======== Available data
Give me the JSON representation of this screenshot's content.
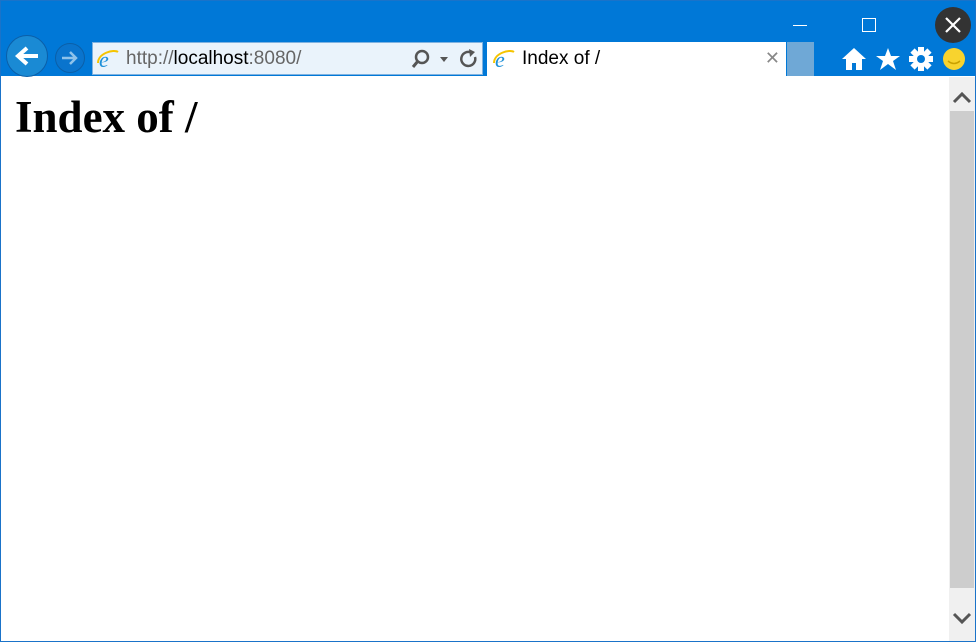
{
  "window": {
    "accent": "#0078d7"
  },
  "address_bar": {
    "url_prefix": "http://",
    "url_host": "localhost",
    "url_suffix": ":8080/"
  },
  "tab": {
    "title": "Index of /"
  },
  "toolbar_icons": [
    "home-icon",
    "favorites-star-icon",
    "settings-gear-icon",
    "feedback-smiley-icon"
  ],
  "page": {
    "heading": "Index of /"
  }
}
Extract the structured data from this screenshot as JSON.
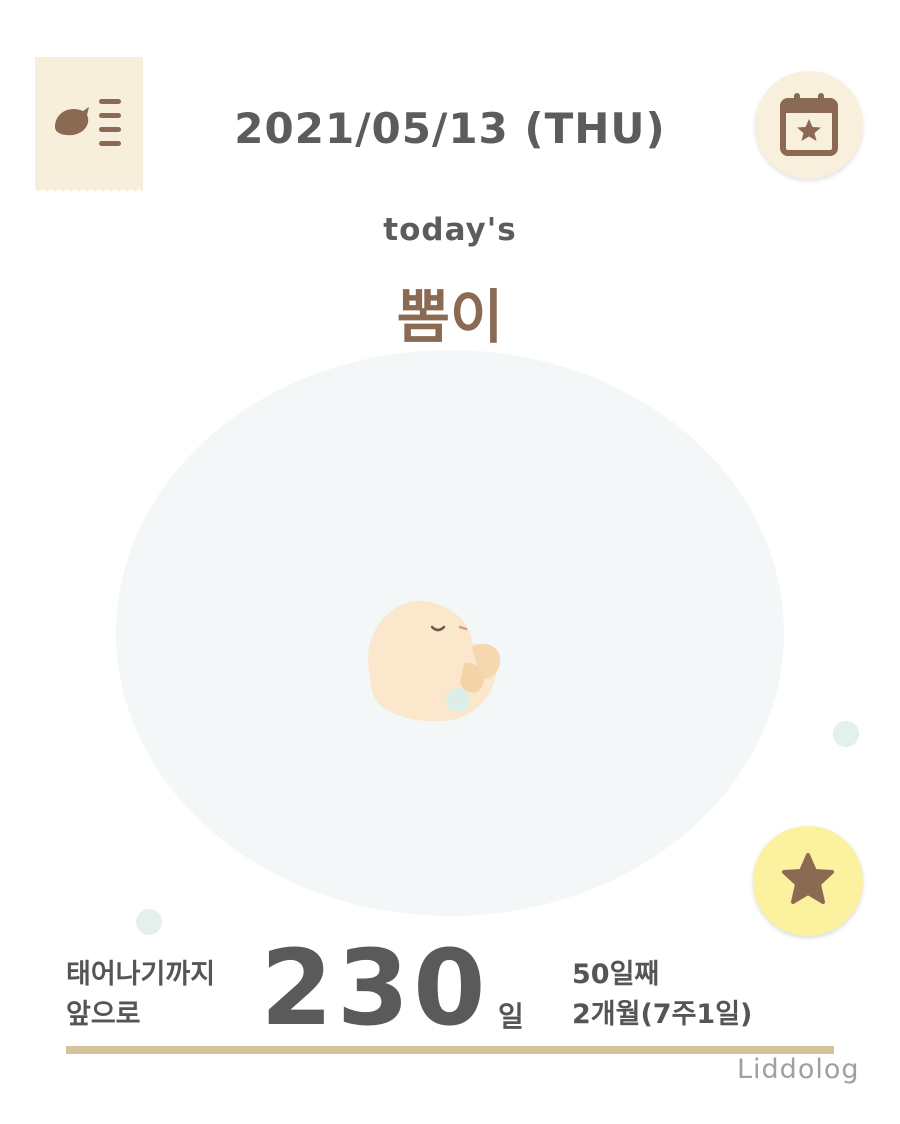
{
  "header": {
    "date": "2021/05/13 (THU)",
    "menu_icon": "bird-list-icon",
    "calendar_icon": "calendar-star-icon"
  },
  "main": {
    "todays_label": "today's",
    "baby_name": "뽐이",
    "illustration": "fetus-icon"
  },
  "fab": {
    "icon": "star-icon"
  },
  "stats": {
    "until_birth_line1": "태어나기까지",
    "until_birth_line2": "앞으로",
    "days_remaining": "230",
    "days_unit": "일",
    "day_count": "50일째",
    "age": "2개월(7주1일)"
  },
  "progress": {
    "fraction": 1.0
  },
  "watermark": "Liddolog",
  "colors": {
    "accent_brown": "#8a6a52",
    "tag_bg": "#f7eedb",
    "star_button_bg": "#fbf19e",
    "progress_bar": "#d6c29a",
    "womb_bg": "#f3f7f8"
  }
}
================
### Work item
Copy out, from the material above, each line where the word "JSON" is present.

### Problem solution
Give me the JSON representation of this screenshot's content.
Extract the structured data from this screenshot as JSON.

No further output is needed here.